### WORK TASK
What is the count of lines in the material below that hold "JSON"? Answer with only that number.

### RECORDS TO USE
Segment Open

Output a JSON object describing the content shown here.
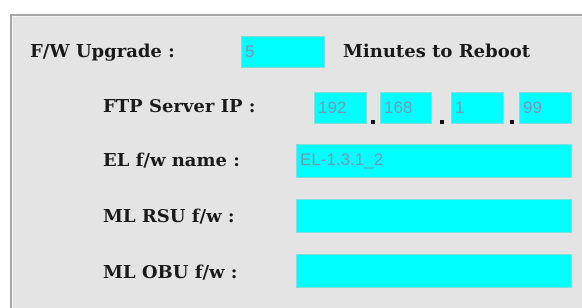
{
  "fw_upgrade": {
    "label": "F/W Upgrade :",
    "minutes_value": "5",
    "suffix": "Minutes to Reboot"
  },
  "ftp_server_ip": {
    "label": "FTP Server IP :",
    "octets": [
      "192",
      "168",
      "1",
      "99"
    ]
  },
  "el_fw_name": {
    "label": "EL f/w name :",
    "value": "EL-1.3.1_2"
  },
  "ml_rsu_fw": {
    "label": "ML RSU f/w :",
    "value": ""
  },
  "ml_obu_fw": {
    "label": "ML OBU f/w :",
    "value": ""
  },
  "colors": {
    "panel_bg": "#e4e4e4",
    "field_bg": "#00ffff",
    "field_text": "#6f9bb5"
  }
}
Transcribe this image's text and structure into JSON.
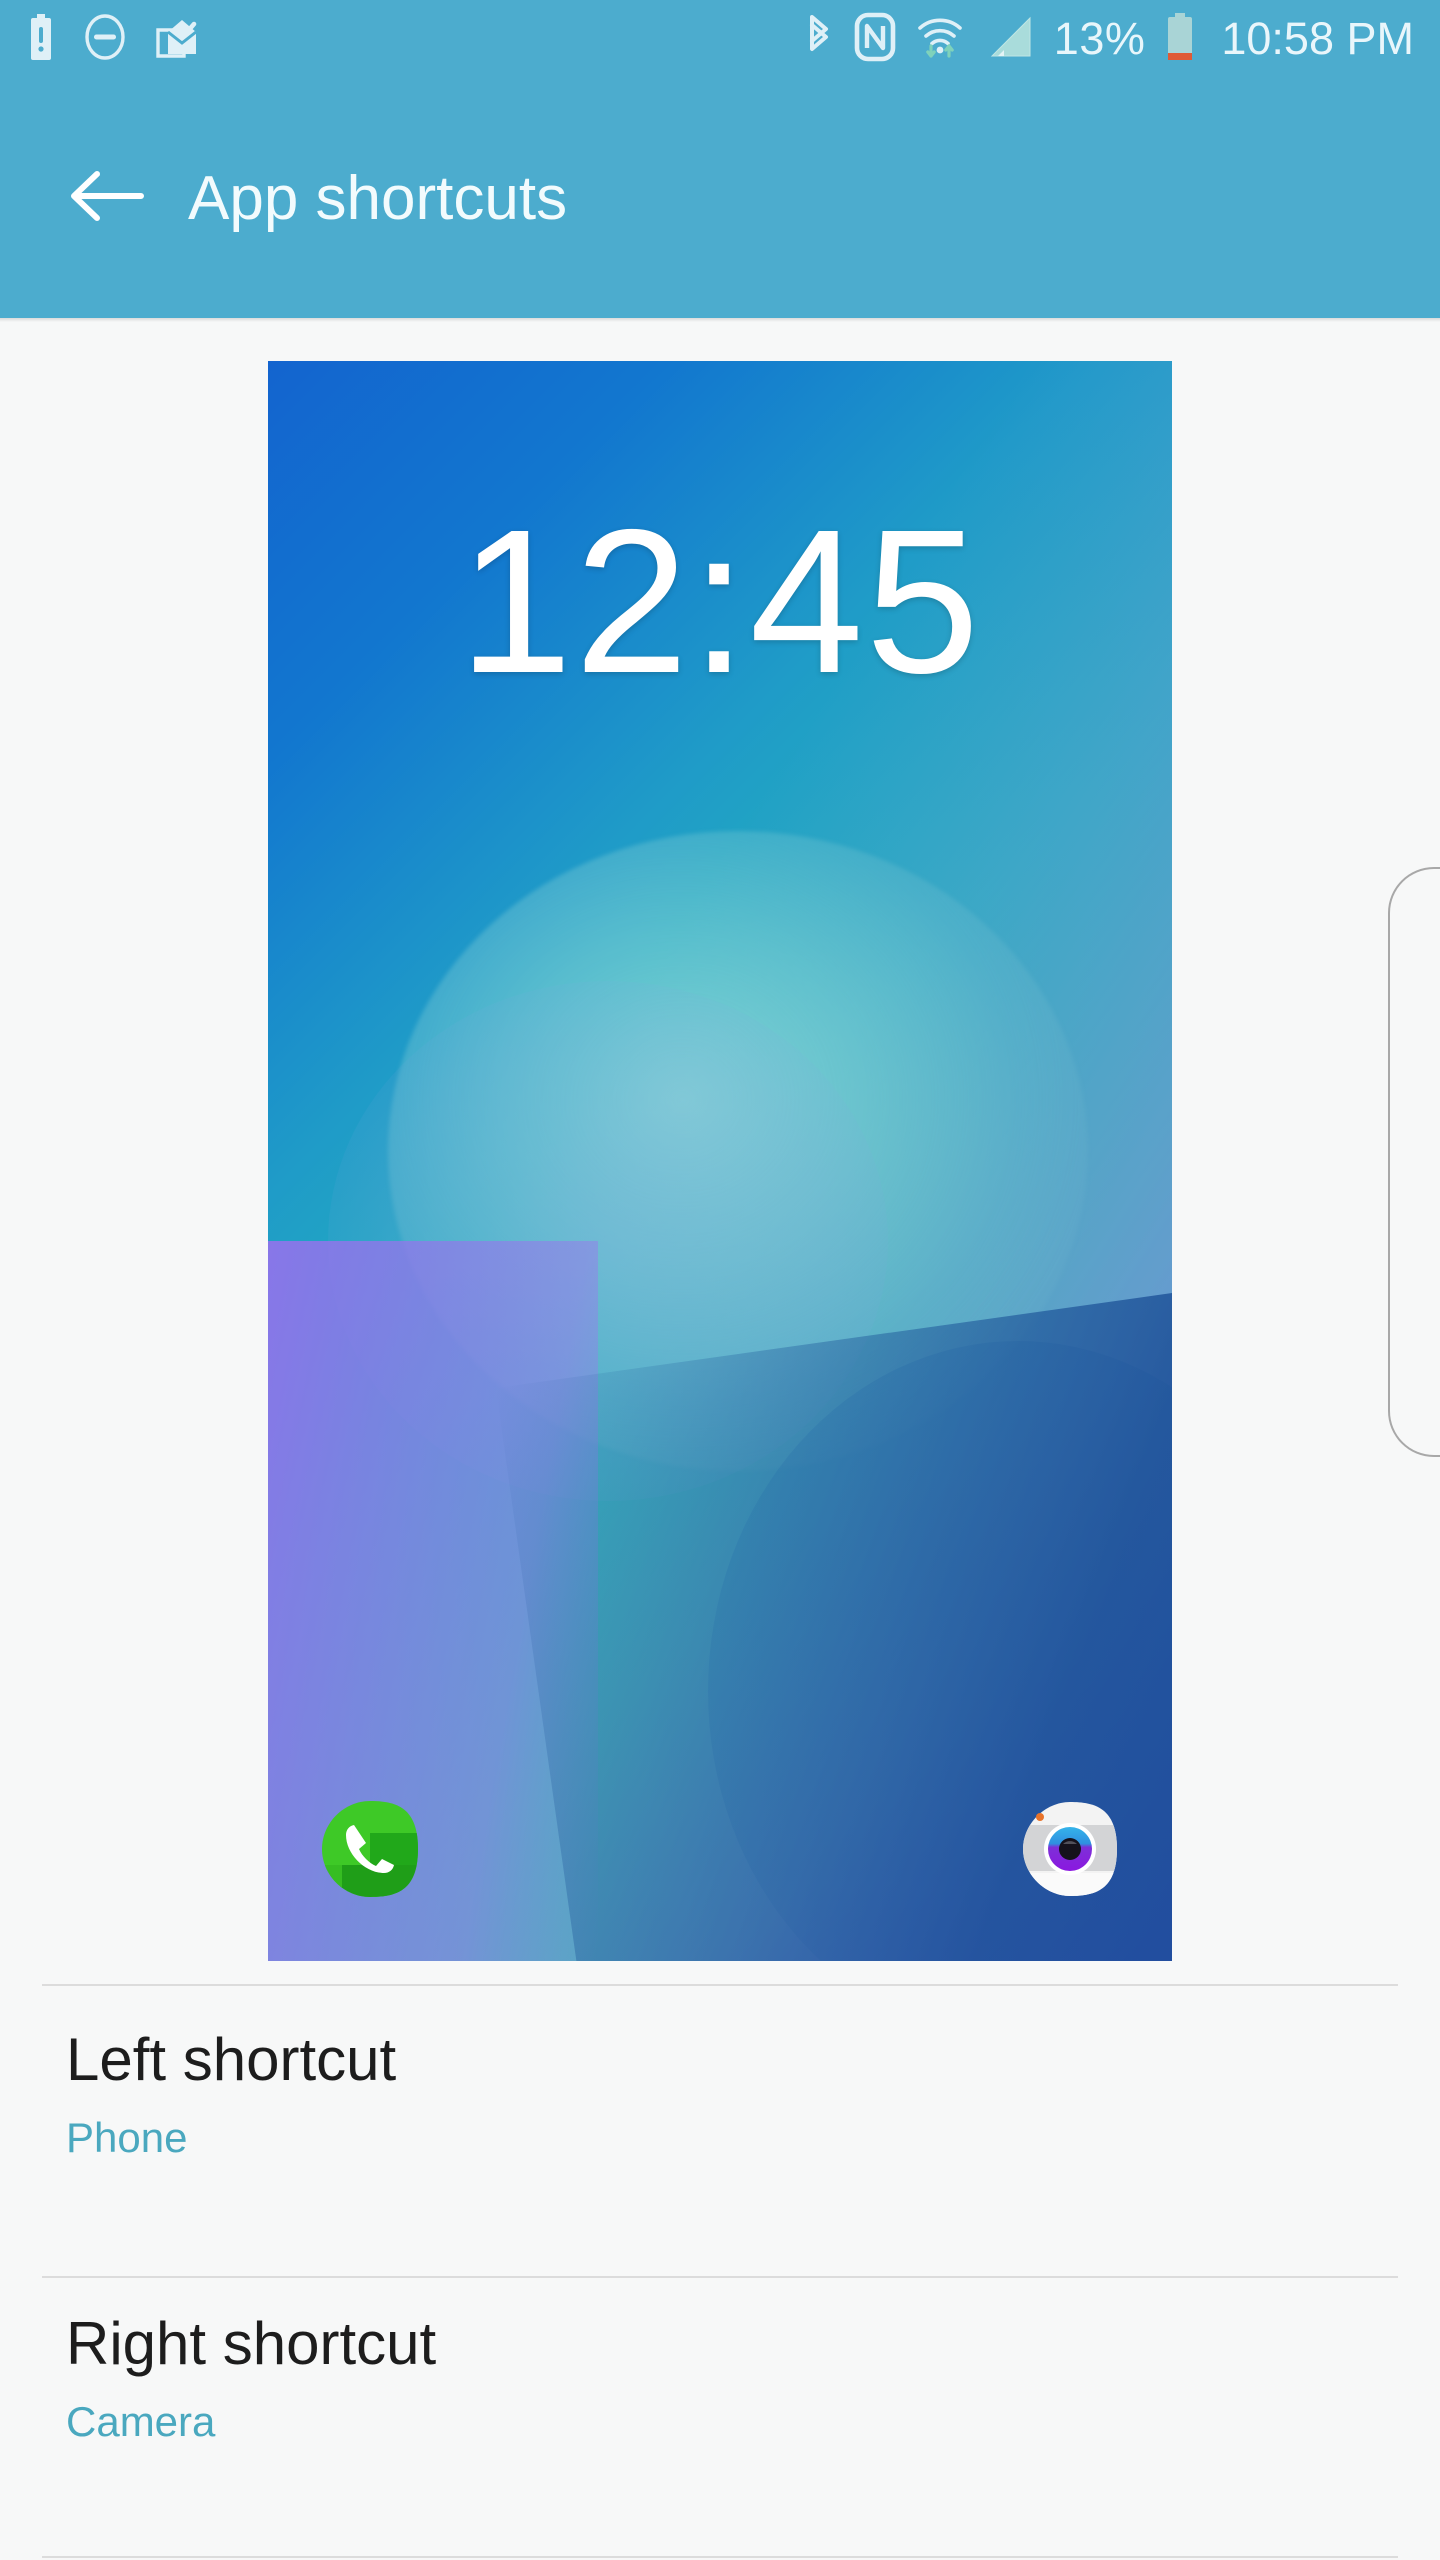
{
  "statusbar": {
    "left_icons": [
      {
        "name": "battery-warning-icon",
        "label": "Battery warning"
      },
      {
        "name": "do-not-disturb-icon",
        "label": "Do not disturb"
      },
      {
        "name": "mail-read-icon",
        "label": "Mail"
      }
    ],
    "right_icons": [
      {
        "name": "bluetooth-icon",
        "label": "Bluetooth"
      },
      {
        "name": "nfc-icon",
        "label": "NFC"
      },
      {
        "name": "wifi-icon",
        "label": "Wi-Fi"
      },
      {
        "name": "cellular-signal-icon",
        "label": "Signal"
      }
    ],
    "battery_percent": "13%",
    "time": "10:58 PM",
    "background_color": "#4cacce",
    "text_color": "#e9f6fb"
  },
  "appbar": {
    "title": "App shortcuts",
    "back_icon": "back-arrow-icon",
    "background_color": "#4cacce"
  },
  "preview": {
    "clock": "12:45",
    "left_shortcut_icon": "phone-icon",
    "right_shortcut_icon": "camera-icon"
  },
  "settings": {
    "rows": [
      {
        "title": "Left shortcut",
        "value": "Phone"
      },
      {
        "title": "Right shortcut",
        "value": "Camera"
      }
    ]
  },
  "colors": {
    "accent": "#4aa8bf",
    "app_bar": "#4cacce",
    "page_background": "#f7f8f8",
    "divider": "#dcdcdc",
    "title_text": "#1d1d1d"
  }
}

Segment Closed

### RESPONSE TO THIS EXERCISE
2